|US5943413 *||Jun 9, 1997||Aug 24, 1999||At&T Corp.||Method for selectively routing enhanced calls|
|Citing Patent||Filing date||Publication date||Applicant||Title|
|US6748070 *||Jun 24, 2002||Jun 8, 2004||At&T Corp.||Method for allocating network resources|
|US6766015 *||Mar 15, 2000||Jul 20, 2004||Fujitsu Limited||Method and device for hunting for communication channel|
|US7184398 *||Aug 23, 2001||Feb 27, 2007||Scientific-Atlanta, Inc.||Allocating access across shared communications medium to user classes|
|US7206397 *||Jul 5, 2005||Apr 17, 2007||At&T Corp.||Method for allocating network resources|
|US7499453||Apr 9, 2003||Mar 3, 2009||Cisco Technology, Inc.||Apparatus and methods for incorporating bandwidth forecasting and dynamic bandwidth allocation into a broadband communication system|
|US7848234||Dec 7, 2010||Mckinnon Iii Martin W||Allocating access across shared communication medium to user classes|
|US7856497||Mar 7, 2001||Dec 21, 2010||Mckinnon Iii Martin W||Method for determining an appropriate algorithm to apply for forecasting network access usage|
|US7920594||Apr 5, 2011||Carlson William S||Apparatus and methods for incorporating bandwidth forecasting and dynamic bandwidth allocation into a broadband communication system|
|US7925750||Oct 19, 2007||Apr 12, 2011||Mckinnon Iii Martin W||Allocations of access across a communications medium|

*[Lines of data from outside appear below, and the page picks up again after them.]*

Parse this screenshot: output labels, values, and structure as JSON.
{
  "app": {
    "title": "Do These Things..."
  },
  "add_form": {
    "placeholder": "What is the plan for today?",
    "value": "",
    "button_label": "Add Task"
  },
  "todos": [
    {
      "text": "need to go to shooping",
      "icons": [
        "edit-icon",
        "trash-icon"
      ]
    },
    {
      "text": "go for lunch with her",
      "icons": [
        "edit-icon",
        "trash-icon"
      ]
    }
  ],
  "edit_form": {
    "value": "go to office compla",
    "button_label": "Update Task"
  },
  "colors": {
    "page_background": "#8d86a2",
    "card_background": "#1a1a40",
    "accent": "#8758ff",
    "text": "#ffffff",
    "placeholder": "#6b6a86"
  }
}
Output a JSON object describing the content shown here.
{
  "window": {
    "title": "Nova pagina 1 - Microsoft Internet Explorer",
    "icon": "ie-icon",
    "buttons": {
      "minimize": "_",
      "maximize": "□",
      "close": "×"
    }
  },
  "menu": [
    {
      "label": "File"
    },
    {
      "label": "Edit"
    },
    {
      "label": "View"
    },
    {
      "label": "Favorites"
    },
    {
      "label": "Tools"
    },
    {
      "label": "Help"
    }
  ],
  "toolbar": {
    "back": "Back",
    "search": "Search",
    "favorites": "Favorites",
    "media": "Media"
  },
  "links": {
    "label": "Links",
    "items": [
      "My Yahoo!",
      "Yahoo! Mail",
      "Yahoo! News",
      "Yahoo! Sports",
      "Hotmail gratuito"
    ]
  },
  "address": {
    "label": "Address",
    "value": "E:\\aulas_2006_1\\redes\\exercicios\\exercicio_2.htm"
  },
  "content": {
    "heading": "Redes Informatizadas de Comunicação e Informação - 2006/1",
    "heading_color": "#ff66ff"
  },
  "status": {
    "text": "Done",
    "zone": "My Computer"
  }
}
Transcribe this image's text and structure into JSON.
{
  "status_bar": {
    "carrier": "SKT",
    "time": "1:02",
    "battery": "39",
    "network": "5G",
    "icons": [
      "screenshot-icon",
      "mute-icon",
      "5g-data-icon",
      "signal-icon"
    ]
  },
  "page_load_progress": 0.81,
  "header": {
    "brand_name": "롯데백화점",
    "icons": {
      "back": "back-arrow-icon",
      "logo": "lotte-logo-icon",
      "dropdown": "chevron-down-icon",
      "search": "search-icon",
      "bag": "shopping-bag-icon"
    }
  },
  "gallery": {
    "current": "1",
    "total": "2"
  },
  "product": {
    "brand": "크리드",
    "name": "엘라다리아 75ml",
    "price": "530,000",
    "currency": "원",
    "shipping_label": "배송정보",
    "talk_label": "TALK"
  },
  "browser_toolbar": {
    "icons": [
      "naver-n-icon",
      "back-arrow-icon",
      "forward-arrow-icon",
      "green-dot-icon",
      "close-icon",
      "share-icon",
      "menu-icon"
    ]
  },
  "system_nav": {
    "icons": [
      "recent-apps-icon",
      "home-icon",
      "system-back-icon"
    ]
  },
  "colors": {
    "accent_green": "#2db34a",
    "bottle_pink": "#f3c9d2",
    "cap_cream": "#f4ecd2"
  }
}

|US7957417||Jun 7, 2011||Mckinnon Iii Martin W||Methods of allocating access across a shared communications medium|
|US7970011||Jun 28, 2011||Carlson William S||Apparatus and methods for incorporating bandwidth forecasting and dynamic bandwidth allocation into a broadband communication system|
|US7983272||Jul 19, 2011||Carlson William S|
|US8116337||Jul 27, 2007||Feb 14, 2012||Marcin Godlewski||Bandwidth requests transmitted according to priority in a centrally managed network|
|US8126017 *||May 13, 2005||Feb 28, 2012||At&T Intellectual Property Ii, L.P.||Method for address translation in telecommunication features|
|US8345670||May 12, 2010||Jan 1, 2013||Sprint Communications Company L.P.||Call transfer determination based on a geographic area served by a communication network|
|US8654638||Dec 19, 2006||Feb 18, 2014||Marcin Godlewski||Dynamically adjusting bandwidth usage among subscriber streams|
|US8767555||May 12, 2009||Jul 1, 2014||Sprint Communications Company L.P.||Intelligent routing of voice-over-packet calls|
|US20020003806 *||Aug 23, 2001||Jan 10, 2002||Mckinnon Martin W.||Allocating access across shared communications medium to user classes|
|US20030007622 *||Jun 24, 2002||Jan 9, 2003||Kalmanek Charles Robert||Method for allocating network resources|
|US20060120282 *||Apr 9, 2003||Jun 8, 2006||Carlson William S|
|US20070133409 *||Feb 19, 2007||Jun 14, 2007||Mckinnon Martin W Iii||Allocating access across shared communication medium to user classes|
|US20090207731 *||Feb 19, 2009||Aug 20, 2009||Cisco Technology, Inc.||Apparatus and Methods for Incorporating Bandwidth Forecasting and Dynamic Bandwidth Allocation into a Broadband Communication System|
|U.S. Classification||379/211.01, 379/221.01, 379/127.01, 379/207.15, 379/211.02|
|International Classification||H04Q3/00, H04M3/51|
|Cooperative Classification||H04Q2213/13141, H04M2203/2072, H04Q3/0016, H04Q2213/13107, H04Q2213/1338, H04M3/51, H04Q2213/13405, H04Q2213/13377|
|European Classification||H04Q3/00D, H04M3/51|
|Apr 24, 1998||AS||Assignment|
Owner name: AT&T CORP., NEW YORK
Free format text: ASSIGNMENT OF ASSIGNORS INTEREST;ASSIGNORS:DECALUWE, CRAIG L.;DEMMERT, ROBERT G.;KOHLER, JOSEPH;ANDOTHERS;REEL/FRAME:009161/0459;SIGNING DATES FROM 19980420 TO 19980422
|Apr 8, 2003||CC||Certificate of correction|
|May 24, 2006||FPAY||Fee payment|
Year of fee payment: 4
|Jul 12, 2010||REMI||Maintenance fee reminder mailed|
|Dec 3, 2010||LAPS||Lapse for failure to pay maintenance fees|
|Jan 25, 2011||FP||Expired due to failure to pay maintenance fee|
Effective date: 20101203